Four Letter Words and Vicodin Cocktails
I just finished my first book of 2012. Last Words by George Carlin is in the can.
It was an incredible sortabiography (his own word), telling his memoir through the story of his creative life as a comic. The second half of the book is a tough read. Carlin had a bad cocaine, alcohol, vicodin habit and only really got sober the last five or so years of his life. What especially fascinates me is his writing about his creative process. He wrote things down to capture them and hone them over and over again until they were perfect. He lived most of his life on the road performing and working, writing and capturing, honing and perfecting.
And he came up with some good shit. He was also highly political but only evolved into that over time. And he was one angry, angry man. His rage fueled many of his pieces and large parts of his performances. It provided focus for his fascinations. It provided incredible articulation. I think he had tremendous insight into the human condition and into how storytellers in particular, manipulate their audiences to follow them down into other realities.
Carlin also specialized in the use and etiology of curses. I learned about curses from Carlin. I knew about them before but he demystified them for me. He introduced them to me as full-bodied words and made me laugh at the ridiculous censorship we place on them. He increased my vocabulary ten-fold even if it was mostly in my mind.
I use the word fuck in my book, Open Wounds.

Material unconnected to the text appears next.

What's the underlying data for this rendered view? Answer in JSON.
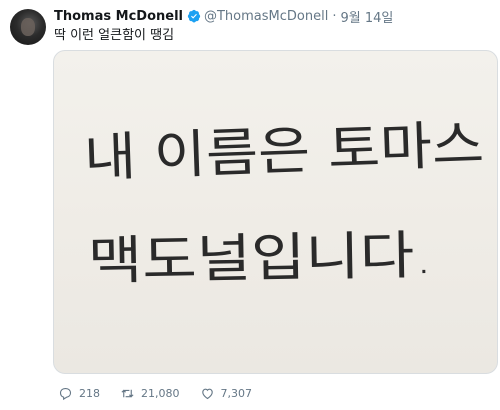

I haven’t counted how many times.
When people ask me if the book is okay for their teen I always tell them it’s a 13 and up read or a 15 and up read because of the language and the violence. Most people don’t mind but some do. I think the word fuck is used sparingly in my book, not because I thought it would get me in trouble if I used it too much, but because it was only needed when it was needed by the characters who used it. I remember watching the movie Platoon the second time – with my grandfather – and squirming in my seat at the number of times the word fuck or some derivation of it (fucker, fucked-up, fucking, motherfucker, fuck-wad, etc…) was used. Almost every other word that came out of every character’s mouth included some version of fuck. The first time I saw the film I didn’t notice the language at all. The second time, with my grandfather beside me, I couldn’t hear anything but it.
I also remember reading a book last year by Cynthia Kadohata called Cracker: The Best Dog in Vietnam that, although I enjoyed, found it strange to read a whole novel about soldiers in Vietnam and not read one curse. I wonder if she consciously chose not to use the word fuck. I remember asking myself how not one soldier in her reality could get through a conversation without saying fuck at least once. It felt like a spice was missing from the narrative – some dark mole sauce.
I had one person, a friend, tell me his daughter, who was a teen, put my book down because she found the word fuck in it. Another, an adult, told me she finished it but was really shocked that the book contained such language.
What would George Carlin say to all this? Well, his now famous list of the seven words you can’t say on television no longer has any relevance. Because any and all of them can be and have been said on cable and HBO for over a decade. He stopped doing the bit after his own first HBO special.
One in which he used material that he had captured on paper, honed through practice and rewriting over and over again, and finally… perfected.
I enjoy reading your take on the book. I haven’t read it, but I find it interesting both that some people are so shocked to read the word “fuck” and that our tolerance or acceptance on TV for example has changed so much in such a relatively short time. I think you can’t get through a week of primetime shows without hearing someone refer to someone else as a “douchebag”. And what I find hilarious is, the majority of young adults have no real idea what one is.
January 6, 2012 at 12:00 am
Good to hear from you, Jane! Yes, it’s amazing what young adults use and don’t know. I bet it works for many adults too. What I liked about Carlin was that he explained it all – every possible meaning each word could have and every way you could use it. He should be on everyone’s curriculum so at least we’d all know what we were saying and could be more conscious of what we were using in the way or heavy artillery. I’m always on favor of being more literate.
Send my best to Helen and I hope you both had a good holiday! Happy new year to you both.
January 6, 2012 at 9:35 am
I haven’t read this, but I love Carlin. And I have something to say about cursing. Curse words are colorful language. They may no longer be as taboo as they used to be, but they still make you feel alive to say them.
I don’t swear around my kids, but I know they swear when I’m not around. Or at least I hope they do. I sure as hell did as a kid. That’s why there’s “foul” language in my novel. Because that’s what those kind of kids would talk like. I know, because I was one.
But there is also another side. I always think about Harry Potter when I think about this. Bitch is not really that bad of a word–it’s certainly not fuck–but it can stand out, especially to young readers. Anyway, Rowling really gave that word weight, when it was finally used, because it was the first swear word in the entire series. Stephen King wrote about how she handled it, and probably said it better than me.
January 6, 2012 at 10:33 am
I agree, though I don’t curse too much anymore and there are defintely some words that just aren’t “right” coming out of my mouth. A great reason for why some characters will use some words and not others. Harry Potter is an amazing example of a book that didn’t use much in the way of swear words, which I agree made its use all the more powerful when it was used. What’s the King piece? Can you point me in the direction of the article? It sounds good.
January 6, 2012 at 10:43 am